I have to admit, I went to the program because I wasn’t sure I necessarily understood what the term “Deliberative Democracy” meant. But after listening Matt Leighninger, the Executive Director of The Deliberative Democracy Consortium, I began to understand that deliberative democracy is the attempt to strengthen the voices of citizens in governance issues by including people of all races, classes and ages in an attempt to directly affect public decisions. The importance is placed on citizens influencing policy and resources decisions in ways that impact their own lives and their future. It’s particularly interesting to talk about these issues in light of new technology platforms and its ability to bring people together. Although admittedly, the digital divide itself is a serious barrier to many of the communities that would benefit most from its use.

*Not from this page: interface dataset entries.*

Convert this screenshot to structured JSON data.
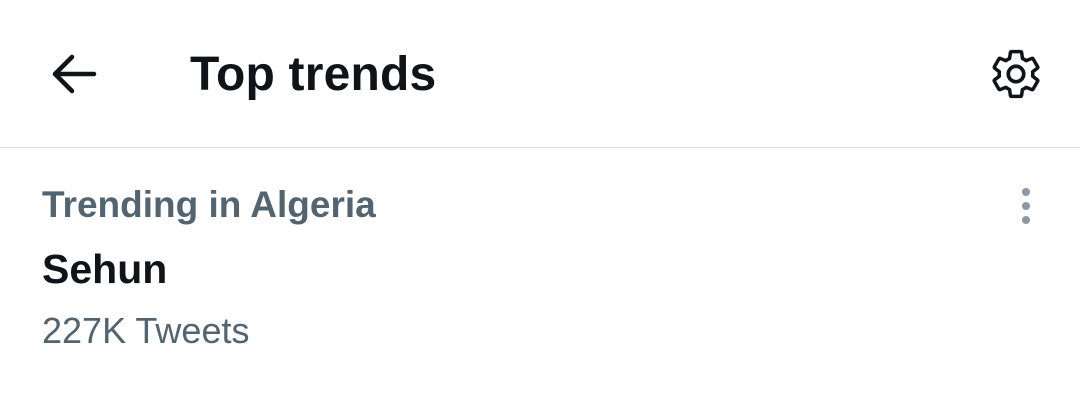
{
  "header": {
    "title": "Top trends",
    "back_icon": "arrow-left-icon",
    "settings_icon": "gear-icon"
  },
  "trends": [
    {
      "context": "Trending in Algeria",
      "name": "Sehun",
      "count": "227K Tweets",
      "more_icon": "more-vertical-icon"
    }
  ],
  "colors": {
    "primary_text": "#0f1419",
    "secondary_text": "#536471",
    "divider": "#e1e4e7",
    "more_dots": "#8b98a5"
  }
}
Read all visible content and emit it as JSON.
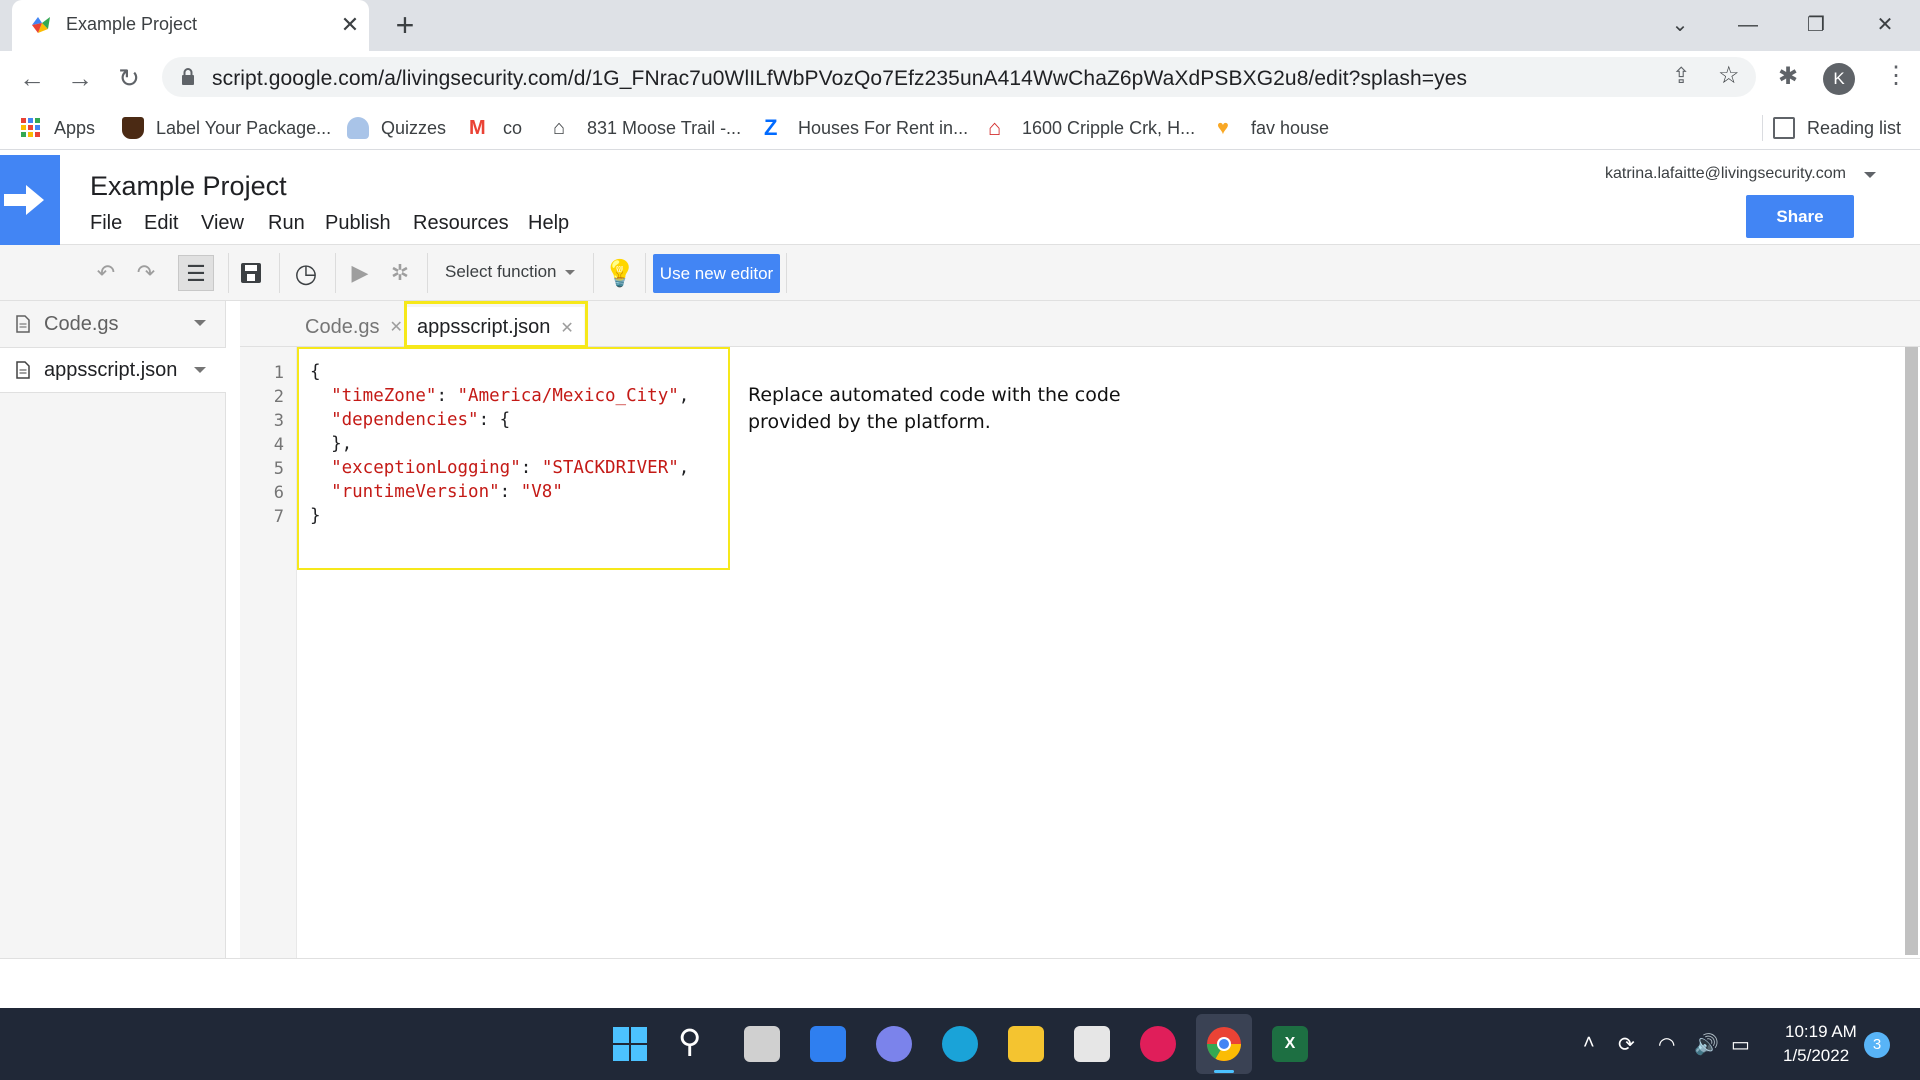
{
  "browser": {
    "tab_title": "Example Project",
    "tab_close": "✕",
    "new_tab": "+",
    "url": "script.google.com/a/livingsecurity.com/d/1G_FNrac7u0WlILfWbPVozQo7Efz235unA414WwChaZ6pWaXdPSBXG2u8/edit?splash=yes",
    "avatar_letter": "K",
    "window_controls": [
      "⌄",
      "—",
      "❐",
      "✕"
    ]
  },
  "bookmarks": [
    {
      "label": "Apps",
      "icon": "apps-grid-icon"
    },
    {
      "label": "Label Your Package...",
      "icon": "ups-icon"
    },
    {
      "label": "Quizzes",
      "icon": "person-icon"
    },
    {
      "label": "co",
      "icon": "gmail-icon"
    },
    {
      "label": "831 Moose Trail -...",
      "icon": "house-icon"
    },
    {
      "label": "Houses For Rent in...",
      "icon": "zillow-icon"
    },
    {
      "label": "1600 Cripple Crk, H...",
      "icon": "house-red-icon"
    },
    {
      "label": "fav house",
      "icon": "fav-icon"
    }
  ],
  "reading_list": "Reading list",
  "project": {
    "title": "Example Project",
    "user_email": "katrina.lafaitte@livingsecurity.com",
    "share_label": "Share",
    "menu": [
      "File",
      "Edit",
      "View",
      "Run",
      "Publish",
      "Resources",
      "Help"
    ]
  },
  "toolbar": {
    "select_function": "Select function",
    "use_new_editor": "Use new editor"
  },
  "files": [
    "Code.gs",
    "appsscript.json"
  ],
  "editor_tabs": [
    "Code.gs",
    "appsscript.json"
  ],
  "active_tab": "appsscript.json",
  "code_lines": [
    "1",
    "2",
    "3",
    "4",
    "5",
    "6",
    "7"
  ],
  "code": {
    "l1": "{",
    "l2_key": "\"timeZone\"",
    "l2_val": "\"America/Mexico_City\"",
    "l3_key": "\"dependencies\"",
    "l4": "},",
    "l5_key": "\"exceptionLogging\"",
    "l5_val": "\"STACKDRIVER\"",
    "l6_key": "\"runtimeVersion\"",
    "l6_val": "\"V8\"",
    "l7": "}"
  },
  "note": "Replace automated code with the code provided by the platform.",
  "taskbar": {
    "time": "10:19 AM",
    "date": "1/5/2022",
    "notifications": "3"
  },
  "colors": {
    "accent": "#4285f4",
    "highlight": "#f6e81a",
    "string": "#c41a16",
    "taskbar": "#202837"
  }
}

As a funder, it’s important to see the tenets of deliberative democracy play out amongst the projects we support. The ideas of community building and grassroots organizing are important no matter what the bigger programmatic goals of a foundation are.
In addition to hearing several case studies on how deliberative democracy has worked in several different communities, the group came up with some good questions that we need to think about further. How do you actively engage citizens beyond simply voting? How do you work across racial and socio-economic barriers to bring people together? What are the barriers to working with local communities?
Although these questions have no easy answers, judging by the amount of people in the room, there is a growing recognition of the need for citizen input, coalition building and moving forward with the notion of a small “d” democracy.